After the discovery of milk fat globule-epidermal growth factor-factor 8 (MFG-E8) about two decades ago, a new era of delineating its potential beneficial role in several inflammatory diseases has begun to spout from the bench to translational research. In MFG-E8 and Inflammation, the editor and contributors have gathered a remarkable collection covering novel discoveries on the rapidly growing field of MFG-E8 and Inflammation which includes not only the findings from their individual lobotomies, but also from a host of pioneering researchers of this field. MFG-E8 and Inflammation starts by describing the origin, structure, expression, functions and regulation of MFG-E8, and then continues thoughtfully exploring its potentiality as a marker for apoptotic, stressed and activated cells. The topics cover the cellular and physiological function of MFG-E8, especially its role in efficient phagocytosis of apoptotic cells, intestinal barrier function, blood cell homeostasis and coagulation, and in the maintenance of the intact vascular system. The role of MFG-E8 in macrophages, neutrophils, lymphocytes, dendritic cells, platelets, as well as non-hematopoietic cells is adequately described in the book. The chapters also contain several lucid discussions on the recent discoveries of the roles of MFG-E8 in the autoimmune diseases, sepsis, tissue ischemia-reperfusion, hemorrhage, inflammatory bowel diseases, acute lung injury, asthma, lung fibrosis, stroke, prion diseases and Alzheimer's diseases with the potential focus on elucidating novel mechanistic pathways. MFG-E8 and Inflammation is an indispensable resource for scientists and clinical researchers working on fundamental or applied aspects of MFG-E8 pathobiology. This book explores, dissects and reviews several noteworthy findings and striking future perspectives which not only rewrite the disease pathophysiology, but also update our understanding towards attaining novel therapeutic potentials against various inflammatory diseases.

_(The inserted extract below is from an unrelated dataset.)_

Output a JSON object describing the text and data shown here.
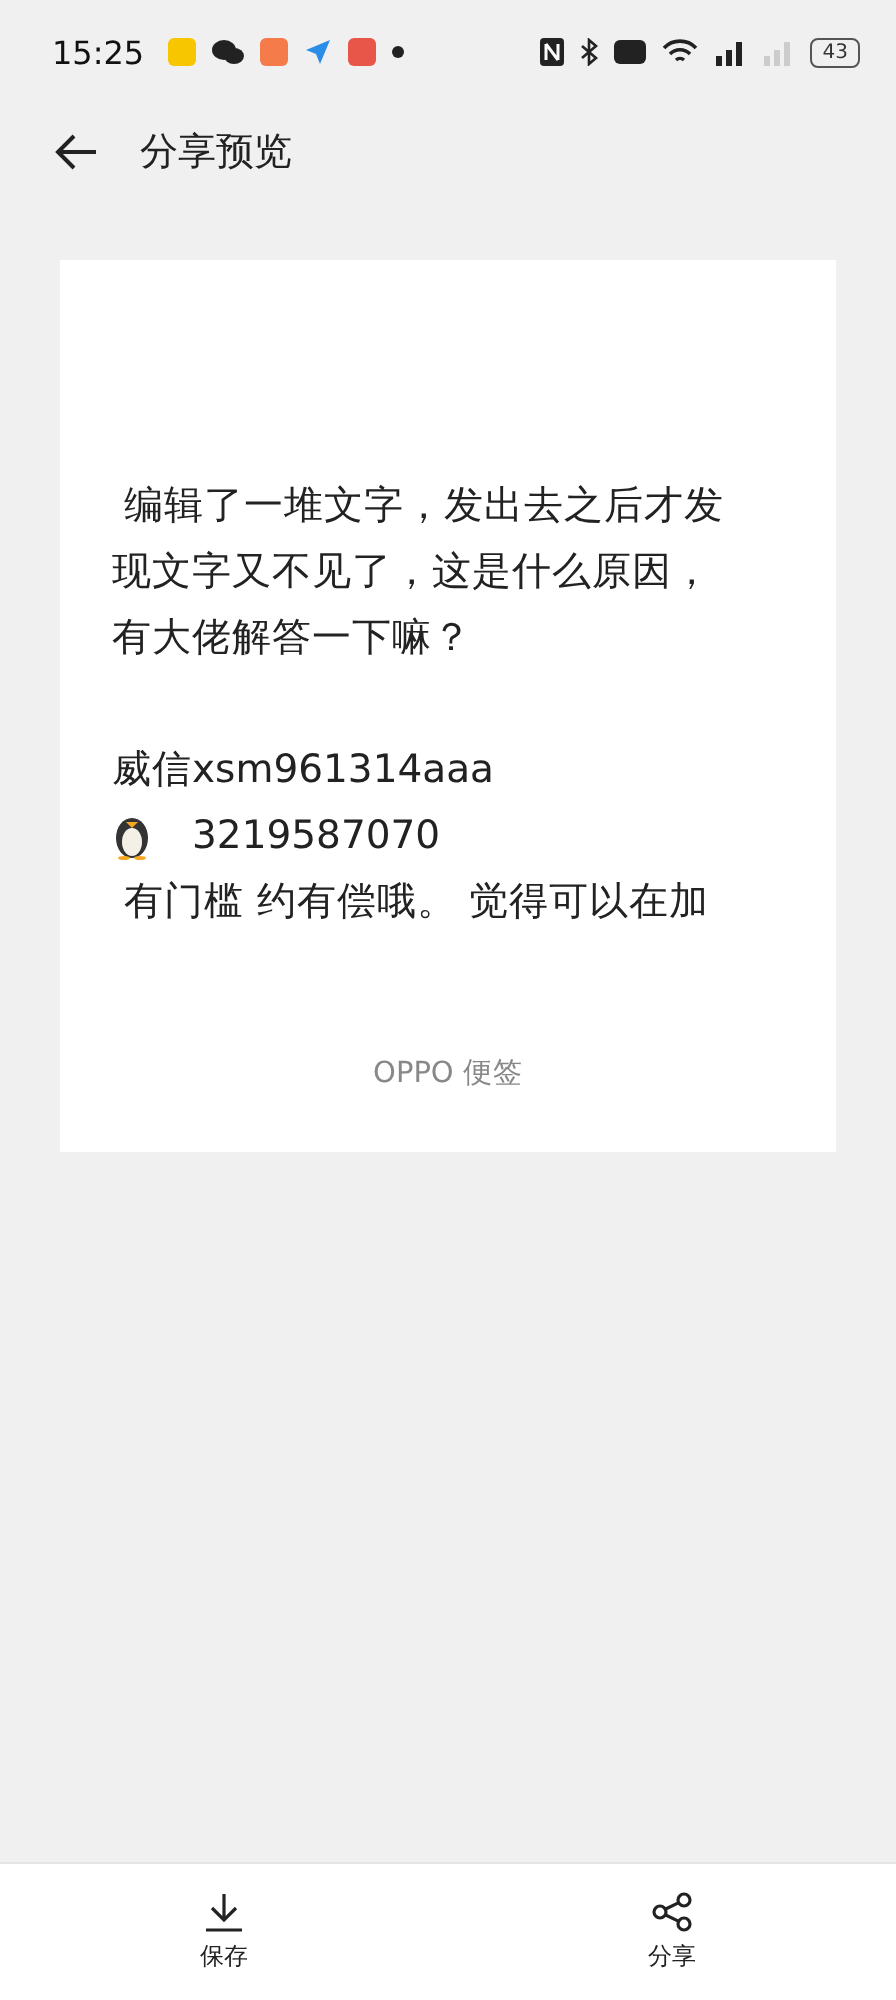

Ping Wang, MD, is the Vice Chairman for Research at the Department of Surgery, and Professor of Surgery and Molecular Medicine at Hofstra North Shore-LIJ School of Medicine. He is also the Head of the Center for Translational Research at the Feinstein Institute for Medical Research. Previously, Dr. Wang has held positions of Associate Professor of Surgery at Brown University School of Medicine and Professor of Surgery, Pathology, Physiology and Biophysics at University of Alabama at Birmingham (UAB), as well as Professor of Surgery at Albert Einstein College of Medicine. His laboratory has been continually funded by the NIH since 1995. Dr. Wang has published over 300 peer-reviewed articles in the field of inflammation research.